 Sales Contract

However, at the most basic level, sales contracts may be divided into two categories by one simple question: Are you selling to a company or to other consumers?

Consumer Sales Contracts: Special Considerations

Consumer sales contracts raise issues under federal and state consumer protection laws that must be addressed. The Government Trade Commission is the primary federal body in charge of enforcing consumer protection regulations pertaining to the sale of products (FTC). The FTC maintains a variety of materials and instructions (such as advertising rules) that may help with the preparation of consumer sales contracts and associated marketing material.
Certain sales contracts, such as reseller or distributor agreements, raise additional difficulties that are outside the scope of this blog article.
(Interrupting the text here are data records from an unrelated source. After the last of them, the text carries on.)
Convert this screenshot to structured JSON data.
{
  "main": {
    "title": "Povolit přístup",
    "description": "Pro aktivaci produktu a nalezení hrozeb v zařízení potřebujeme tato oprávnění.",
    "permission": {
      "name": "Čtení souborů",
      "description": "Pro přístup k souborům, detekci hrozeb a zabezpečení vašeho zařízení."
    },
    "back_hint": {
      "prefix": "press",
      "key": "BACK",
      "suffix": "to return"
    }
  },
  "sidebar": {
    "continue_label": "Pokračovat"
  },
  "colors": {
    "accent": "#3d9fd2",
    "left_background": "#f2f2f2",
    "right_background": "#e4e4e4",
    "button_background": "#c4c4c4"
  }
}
Reseller or distributor agreements, for example, are often structured as a master sales agreement under which items are supplied to the reseller or distributor on an as-needed basis. Master sale agreements often contain term and termination rights, while one-time selling agreements do not. Certain reseller or distributor agreements are also structured as drop shipment contracts, with quarterly and annual forecasting commitments.

Product Specification
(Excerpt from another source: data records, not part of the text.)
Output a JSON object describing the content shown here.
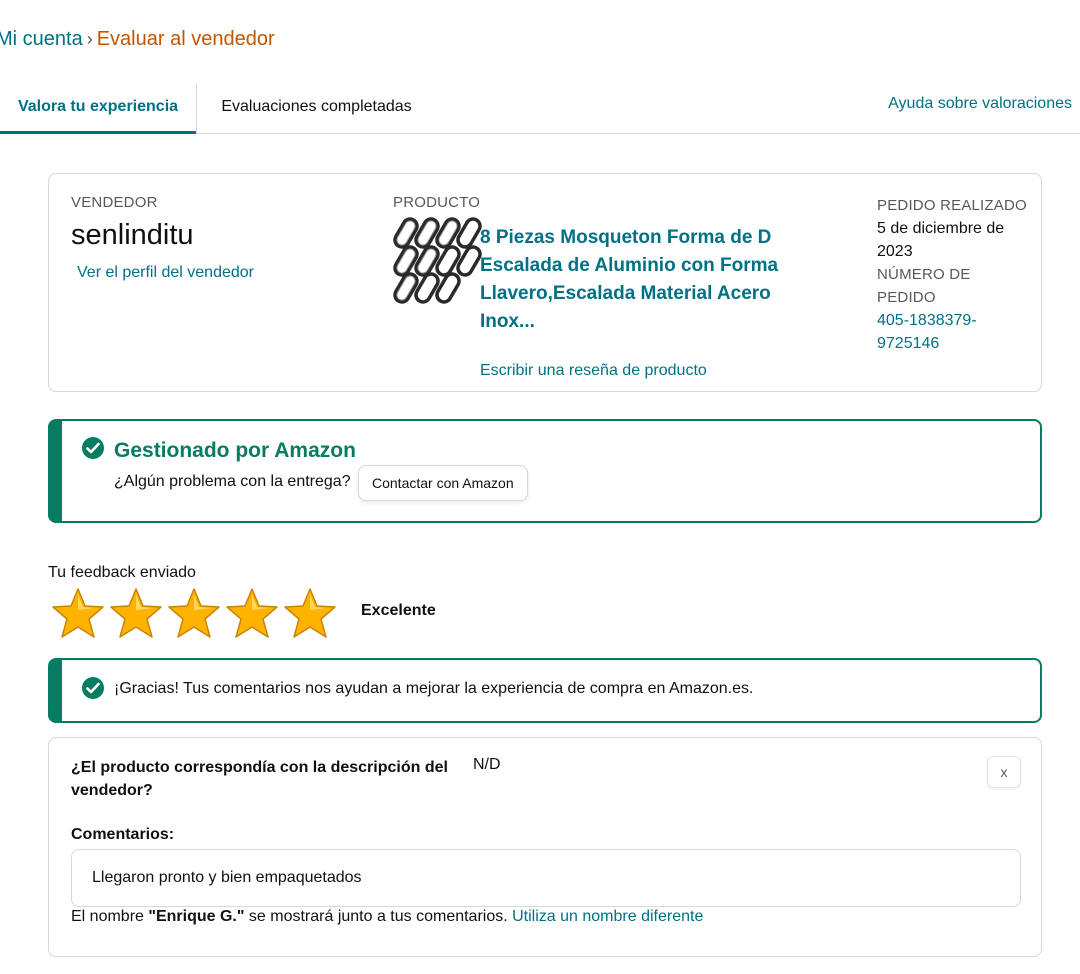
{
  "breadcrumb": {
    "parent": "Mi cuenta",
    "separator": "›",
    "current": "Evaluar al vendedor"
  },
  "tabs": [
    {
      "label": "Valora tu experiencia",
      "active": true
    },
    {
      "label": "Evaluaciones completadas",
      "active": false
    }
  ],
  "help_link": "Ayuda sobre valoraciones",
  "seller": {
    "label": "VENDEDOR",
    "name": "senlinditu",
    "profile_link": "Ver el perfil del vendedor"
  },
  "product": {
    "label": "PRODUCTO",
    "image_icon": "carabiner-image",
    "title": "8 Piezas Mosqueton Forma de D Escalada de Aluminio con Forma Llavero,Escalada Material Acero Inox...",
    "review_link": "Escribir una reseña de producto"
  },
  "order": {
    "placed_label": "PEDIDO REALIZADO",
    "placed_date": "5 de diciembre de 2023",
    "number_label": "NÚMERO DE PEDIDO",
    "number": "405-1838379-9725146"
  },
  "fulfillment": {
    "title": "Gestionado por Amazon",
    "question": "¿Algún problema con la entrega?",
    "contact_button": "Contactar con Amazon"
  },
  "feedback": {
    "label": "Tu feedback enviado",
    "rating": 5,
    "max_rating": 5,
    "rating_text": "Excelente"
  },
  "thanks_message": "¡Gracias! Tus comentarios nos ayudan a mejorar la experiencia de compra en Amazon.es.",
  "comment_section": {
    "question": "¿El producto correspondía con la descripción del vendedor?",
    "answer": "N/D",
    "close_label": "x",
    "comments_label": "Comentarios:",
    "comments_value": "Llegaron pronto y bien empaquetados",
    "name_note_prefix": "El nombre ",
    "name_note_name": "\"Enrique G.\"",
    "name_note_suffix": " se mostrará junto a tus comentarios. ",
    "name_note_link": "Utiliza un nombre diferente"
  },
  "colors": {
    "link": "#007185",
    "breadcrumb_current": "#c45500",
    "success": "#067d62",
    "star": "#ffa41c"
  }
}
The first crucial item to examine in every sales contract is the description of the products for sale. Are these off-the-shelf or custom-made items? Can the specifications be adjusted if they are created to order? Certain custom-made items may need the permission of a third party in order to utilise such third-content. party’s


The next critical aspect to consider is pricing. Typically, pricing refers to a published price or another standard. The main thing here is that the vendor and buyer spell out exactly what is included in the price. Is shipping, insurance, and taxes included in the price?


Payment is a vital aspect of the contract as well. What method of payment will be used? Is it possible to have one delivery or two deliveries within a given time frame? Who will pay the bank transfer, merchant, or credit card processing fees?


The next critical question is how delivery will take place. Is it the buyer’s responsibility to pick up the items from the seller’s location, or is it the seller’s responsibility to deliver the goods? The buyer is normally liable for accepting the products, regardless of where they are delivered. Should the buyer designate an agent to accept delivery if he or she is not physically present to receive delivery? What happens if the items are deemed unsuitable? Is the transaction final, or may the products be returned for non-conformance before or after delivery?

Warranties and Liability Limitation

Product warranties and limitation of liability clauses are two of the most significant features in sale agreements. When a vendor sells items made by a third party, the seller may pass on the manufacturer’s warranties to the customer. Certain shops or resellers may additionally sell or provide free extended warranty coverage.

The length of the warranty is determined by the kind of product and the offer made by the manufacturer to consumers. Most sales agreements contain a limitation of liability provision that restricts the manufacturer’s and/or seller’s obligation to a certain cash amount (e.g., the price of the acquired products) or to specific categories of claims.